The first thing to notice about Jesse is that he is handsome, the way trees are handsome, the way birds are handsome, the way the complex and often misunderstood rules of baseball are inordinately handsome. This was what I noticed, many years ago, when Tom Clancy was still alive. Then the years passed: Gabriel García Marquez died, Ray Bradbury died, Donna Summer struggled with lung cancer for a while before ultimately dying. Meanwhile, the hair fell down around Jesse’s ears like a marvelous race-car, it fell down like a wayward train, it fell down wet and full of vigor, it tickled his neck with sin, and there were many of us who wanted an end to it (the hair). This was before we knew its power
Of course, what we didn’t know is that power is relative, and the power of the hair, of which we knew nothing, was also in fact nothing compared to his other powers, more rare and spindly. One time, I saw Jesse work so hard he gave himself a delirious swine flu of his own making and nearly had to be hospitalized. One time, I saw him compose an eighteen-page email in order to more completely fall in love. One time, Jesse told me he’d “beat the shit” out of me if I ever drove that drunk, which I took as a sign of inordinate friendship. One time, Jesse and I were in his apartment, perusing his collection of rare and out-of-print Pat Benatar albums. We weren’t listening to them, per say–it was more like we were holding each record up to the light, which was dim, and letting them speak to us. Holding them up as if they were counterfeits. Outside, it was raining. We were listening to Yo La Tengo then.

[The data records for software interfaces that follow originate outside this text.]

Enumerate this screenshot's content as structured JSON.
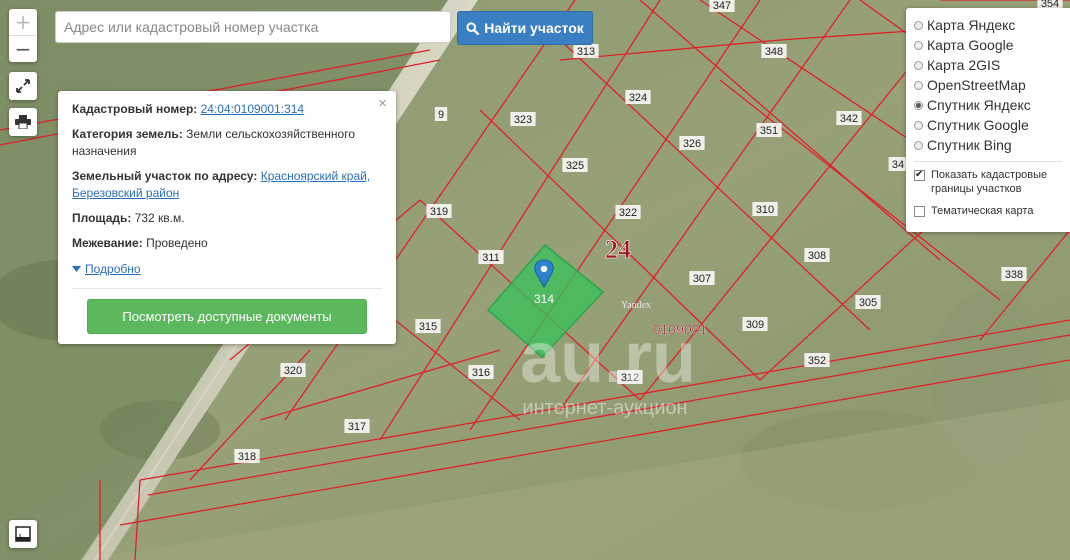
{
  "search": {
    "placeholder": "Адрес или кадастровый номер участка",
    "button_label": "Найти участок"
  },
  "controls": {
    "zoom_in": "+",
    "zoom_out": "−"
  },
  "info_panel": {
    "cadastral_label": "Кадастровый номер:",
    "cadastral_value": "24:04:0109001:314",
    "category_label": "Категория земель:",
    "category_value": "Земли сельскохозяйственного назначения",
    "address_label": "Земельный участок по адресу:",
    "address_value": "Красноярский край, Березовский район",
    "area_label": "Площадь:",
    "area_value": "732 кв.м.",
    "survey_label": "Межевание:",
    "survey_value": "Проведено",
    "details_link": "Подробно",
    "docs_button": "Посмотреть доступные документы",
    "close": "×"
  },
  "layers": {
    "options": [
      {
        "label": "Карта Яндекс",
        "selected": false
      },
      {
        "label": "Карта Google",
        "selected": false
      },
      {
        "label": "Карта 2GIS",
        "selected": false
      },
      {
        "label": "OpenStreetMap",
        "selected": false
      },
      {
        "label": "Спутник Яндекс",
        "selected": true
      },
      {
        "label": "Спутник Google",
        "selected": false
      },
      {
        "label": "Спутник Bing",
        "selected": false
      }
    ],
    "show_boundaries_label": "Показать кадастровые границы участков",
    "show_boundaries_checked": true,
    "thematic_label": "Тематическая карта",
    "thematic_checked": false
  },
  "map": {
    "region_label": "24",
    "quarter_label": "0109001",
    "yandex_label": "Yandex",
    "watermark": "au.ru",
    "watermark_sub": "интернет-аукцион",
    "marker_label": "314",
    "parcels": [
      "347",
      "348",
      "313",
      "324",
      "323",
      "351",
      "342",
      "34",
      "9",
      "325",
      "326",
      "319",
      "322",
      "310",
      "311",
      "307",
      "308",
      "338",
      "315",
      "309",
      "305",
      "316",
      "312",
      "352",
      "320",
      "317",
      "318",
      "354"
    ]
  },
  "colors": {
    "boundary": "#e0202a",
    "selected_parcel": "#35c35a",
    "marker": "#2b82cb",
    "search_button": "#3a7fc1",
    "docs_button": "#5cb85c"
  }
}
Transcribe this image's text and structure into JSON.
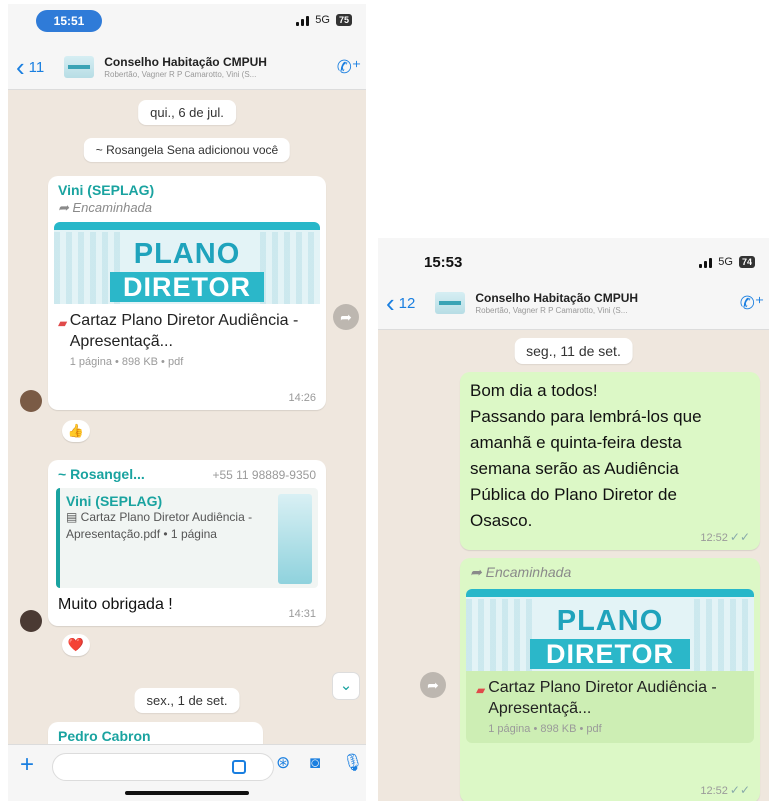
{
  "left": {
    "status": {
      "time": "15:51",
      "network": "5G",
      "battery": "75"
    },
    "header": {
      "back_count": "11",
      "group_name": "Conselho Habitação CMPUH",
      "members": "Robertão, Vagner R P Camarotto, Vini (S..."
    },
    "date_pill_1": "qui., 6 de jul.",
    "system_msg": "~ Rosangela Sena adicionou você",
    "msg1": {
      "sender": "Vini (SEPLAG)",
      "forwarded": "Encaminhada",
      "poster_line1": "PLANO",
      "poster_line2": "DIRETOR",
      "doc_title": "Cartaz Plano Diretor Audiência - Apresentaçã...",
      "doc_meta": "1 página • 898 KB • pdf",
      "time": "14:26",
      "reaction": "👍"
    },
    "msg2": {
      "sender": "~ Rosangel...",
      "phone": "+55 11 98889-9350",
      "quote_author": "Vini (SEPLAG)",
      "quote_text": "Cartaz Plano Diretor Audiência - Apresentação.pdf • 1 página",
      "text": "Muito obrigada !",
      "time": "14:31",
      "reaction": "❤️"
    },
    "date_pill_2": "sex., 1 de set.",
    "partial_msg": "Pedro Cabron"
  },
  "right": {
    "status": {
      "time": "15:53",
      "network": "5G",
      "battery": "74"
    },
    "header": {
      "back_count": "12",
      "group_name": "Conselho Habitação CMPUH",
      "members": "Robertão, Vagner R P Camarotto, Vini (S..."
    },
    "date_pill": "seg., 11 de set.",
    "msg1": {
      "lines": [
        "Bom dia a todos!",
        "Passando para lembrá-los que",
        "amanhã e quinta-feira desta",
        "semana serão as Audiência",
        "Pública do Plano Diretor de",
        "Osasco."
      ],
      "time": "12:52"
    },
    "msg2": {
      "forwarded": "Encaminhada",
      "poster_line1": "PLANO",
      "poster_line2": "DIRETOR",
      "doc_title": "Cartaz Plano Diretor Audiência - Apresentaçã...",
      "doc_meta": "1 página • 898 KB • pdf",
      "time": "12:52"
    }
  },
  "colors": {
    "outgoing_bubble": "#dcf8c6",
    "chat_bg": "#efe7de",
    "accent": "#1a7fe0",
    "sender": "#1aa3a0",
    "time_pill": "#2f7bd8"
  },
  "icons": [
    "back-chevron-icon",
    "add-call-icon",
    "forward-arrow-icon",
    "pdf-icon",
    "share-icon",
    "scroll-down-icon",
    "plus-icon",
    "sticker-icon",
    "payment-icon",
    "camera-icon",
    "microphone-icon",
    "read-ticks-icon"
  ]
}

Or we were listening to Animal Collective then.
We listened to the song “My Girls” by Animal Collective. We listened to the song “Candy Shoppe” by Emeralds. We listened to tracks 3, 6, and 8 off the new Portishead album and were astonished. We listened to every song we could think of by My Brightest Diamond on repeat. We listened to The Weeknd during a blizzard and felt marvelous and afraid. We listened to that Pusha-T song about cocaine where he says, “I nose better,” it was great. It was really, really excellent. Outside, it was raining, and I felt the cinch of the heavens take me under the fifth and sixth rib, and I felt my mother’s love dissolving into the luminiferous aether, and I felt the heavy weight of an unfunded NASA, and then I heard Jesse say, “Mike, are you with us?”
‘Yeah, I’m with you,’ I said.
But it was a lie, I was at the pyramids in Teotihuacan hawking jaguar noise boxes, I was getting “roughed up” by frat boys in Wisconsin for using their designated puke-alley, I was in a rough field fielding offers for the movie-version of my great and apostolic poem, “Ave Maria,” which had captured the hearts and minds but really the perineums of our beloved mid-level government employees. Meanwhile, Jesse was buried under a mountain of books, which came pouring out of his eyelids and out of his nose and out of the sockets of his Echo Park apartment, which was not up to code, and the books continued to pour until we had to evacuate him from his Echo Park apartment, which was not up to code, with the help of the paramedics. Thank god it wasn’t raining. It was definitely not raining. At which point he declared, “I will abate myself with drink!” but he was wrong, and all manner of spectrality commenced.